The Salt Lake Tribune picked up an Associated Press report that “Salon.com, Nerve.com and other plaintiffs backed by the American Civil Liberties Union are suing over the 1998 Child Online Protection Act.” This is one of many laws that rely on “community standards” to determine when a particular behavior, especially those associated with unpopular though protected free speech, crosses the line and becomes criminal. Such a nebulous definition has always been a recipe for highly selective enforcement, and the AP reports that the Child Online Protection Act has yet to be enforced. However, it gave politicians at the time it was passed the opportunity to line up behind the intention to “protect the children” and enact a pointless law that in fact doesn’t protect anyone from anything.
The chill in the air the Child Online Protection Act creates, however, reminds me of recent brouhahas over an expletive let slip on air, a dramatized rape or sex scene broadcast on network TV (always in poor taste), and the flash of a boob during the Super Bowl halftime show. Those instances resulted in damaged or lost careers and hefty fines for the broadcasters, which also protects no one but does create an atmosphere of low-grade hysteria in public electronic forums.
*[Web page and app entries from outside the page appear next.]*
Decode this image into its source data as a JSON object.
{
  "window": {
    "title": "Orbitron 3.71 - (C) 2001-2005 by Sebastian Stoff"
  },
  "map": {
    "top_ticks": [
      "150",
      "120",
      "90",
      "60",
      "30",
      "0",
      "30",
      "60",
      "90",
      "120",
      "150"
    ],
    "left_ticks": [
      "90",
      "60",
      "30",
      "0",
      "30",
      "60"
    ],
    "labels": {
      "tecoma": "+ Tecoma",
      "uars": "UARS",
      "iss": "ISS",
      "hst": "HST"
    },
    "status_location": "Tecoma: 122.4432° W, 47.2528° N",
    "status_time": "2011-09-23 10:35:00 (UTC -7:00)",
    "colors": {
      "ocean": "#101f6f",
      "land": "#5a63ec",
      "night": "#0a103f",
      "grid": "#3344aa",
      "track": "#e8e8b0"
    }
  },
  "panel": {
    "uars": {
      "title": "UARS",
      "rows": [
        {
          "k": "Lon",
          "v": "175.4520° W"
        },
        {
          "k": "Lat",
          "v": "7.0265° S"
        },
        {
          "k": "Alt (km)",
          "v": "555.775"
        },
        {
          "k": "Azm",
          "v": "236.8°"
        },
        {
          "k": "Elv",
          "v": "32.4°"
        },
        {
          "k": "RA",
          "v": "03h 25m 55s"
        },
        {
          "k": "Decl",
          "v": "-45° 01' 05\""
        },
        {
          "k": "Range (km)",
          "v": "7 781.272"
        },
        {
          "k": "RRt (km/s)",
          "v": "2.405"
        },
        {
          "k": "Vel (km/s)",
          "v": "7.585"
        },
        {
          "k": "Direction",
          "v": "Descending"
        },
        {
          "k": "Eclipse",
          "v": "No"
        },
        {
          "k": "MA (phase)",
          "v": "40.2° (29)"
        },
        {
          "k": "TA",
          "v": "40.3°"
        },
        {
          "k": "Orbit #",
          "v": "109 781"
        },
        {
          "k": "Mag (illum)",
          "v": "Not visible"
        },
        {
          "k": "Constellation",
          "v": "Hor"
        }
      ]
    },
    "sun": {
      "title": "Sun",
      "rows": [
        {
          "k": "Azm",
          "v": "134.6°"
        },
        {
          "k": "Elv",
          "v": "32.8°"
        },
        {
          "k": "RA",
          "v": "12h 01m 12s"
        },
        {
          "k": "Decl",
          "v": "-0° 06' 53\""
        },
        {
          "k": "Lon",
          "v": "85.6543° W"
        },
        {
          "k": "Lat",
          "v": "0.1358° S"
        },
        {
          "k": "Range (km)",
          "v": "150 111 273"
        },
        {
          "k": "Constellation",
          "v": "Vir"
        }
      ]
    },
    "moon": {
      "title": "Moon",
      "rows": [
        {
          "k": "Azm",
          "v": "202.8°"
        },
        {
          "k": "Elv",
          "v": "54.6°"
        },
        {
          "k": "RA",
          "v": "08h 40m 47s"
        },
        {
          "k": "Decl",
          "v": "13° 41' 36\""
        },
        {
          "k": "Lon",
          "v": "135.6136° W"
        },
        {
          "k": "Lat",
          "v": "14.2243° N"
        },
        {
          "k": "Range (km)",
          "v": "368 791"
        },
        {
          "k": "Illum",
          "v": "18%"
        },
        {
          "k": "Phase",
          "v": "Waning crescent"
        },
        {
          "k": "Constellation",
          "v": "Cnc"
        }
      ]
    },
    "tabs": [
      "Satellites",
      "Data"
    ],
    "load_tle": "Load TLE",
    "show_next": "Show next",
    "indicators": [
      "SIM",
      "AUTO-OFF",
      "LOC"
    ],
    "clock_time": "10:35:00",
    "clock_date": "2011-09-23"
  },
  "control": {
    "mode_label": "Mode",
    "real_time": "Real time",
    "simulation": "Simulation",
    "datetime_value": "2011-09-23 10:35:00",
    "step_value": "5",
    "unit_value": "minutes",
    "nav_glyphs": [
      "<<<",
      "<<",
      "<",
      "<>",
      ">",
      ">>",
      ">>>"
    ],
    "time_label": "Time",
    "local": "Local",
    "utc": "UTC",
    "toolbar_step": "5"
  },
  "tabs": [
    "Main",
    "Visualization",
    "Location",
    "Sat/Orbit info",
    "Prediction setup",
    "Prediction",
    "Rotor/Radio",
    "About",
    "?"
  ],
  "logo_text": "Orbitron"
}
One wonders what sort of world the FCC lives in, where foul language, sex, crime, war, and/or various other atrocities aren’t already replete in the information environment. If we wish to protect children from that reality (itself a suspect motivation), it’s foolhardy to try to choke it off at the source rather than filter it out in the home.
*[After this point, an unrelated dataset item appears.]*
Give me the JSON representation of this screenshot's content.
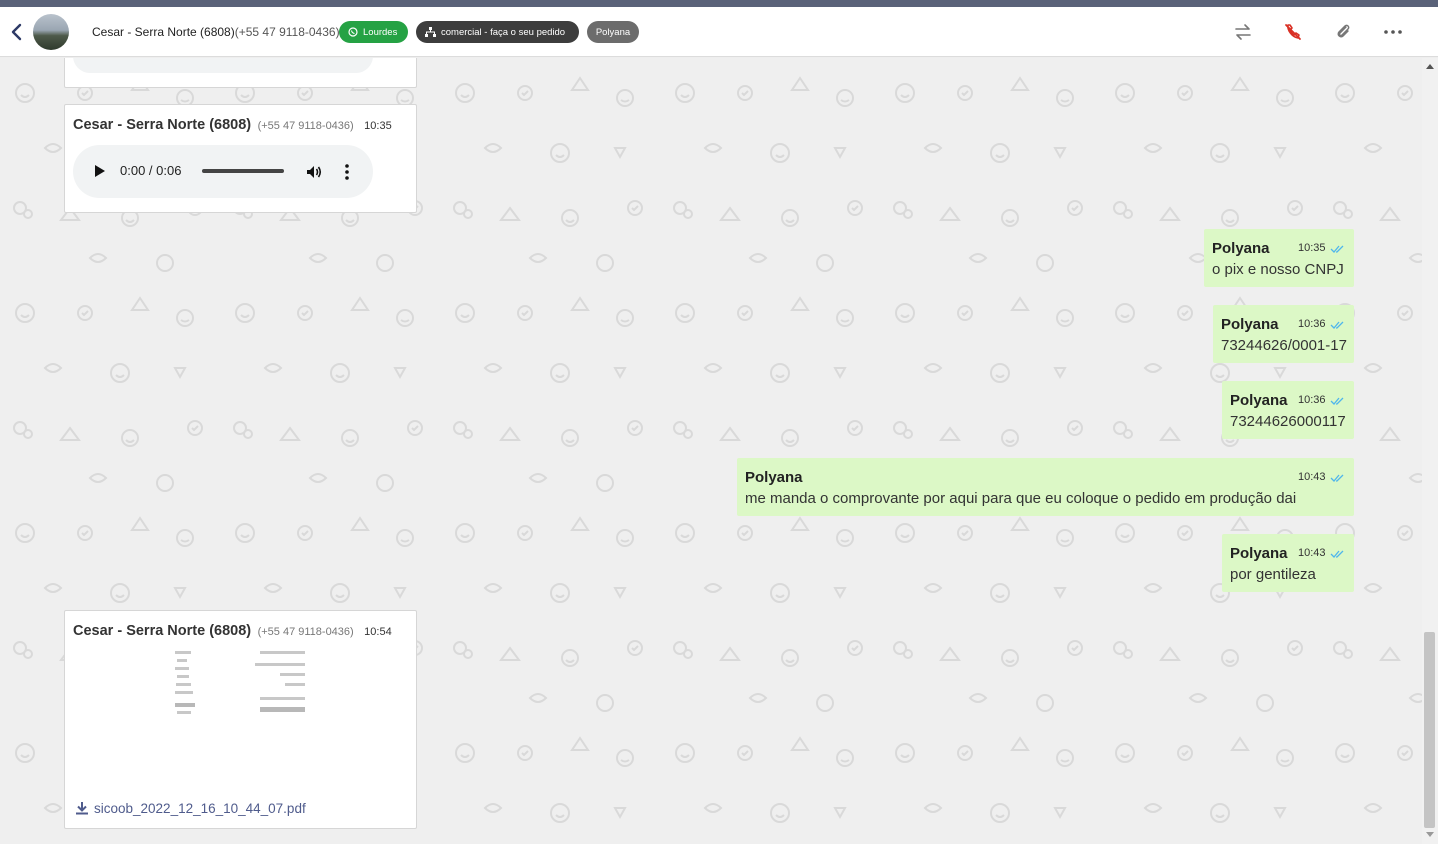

The Child Online Protection Act deserves to be struck down or repealed. I for one hope that some common sense is applied to the issue and that fair-minded thinking prevails.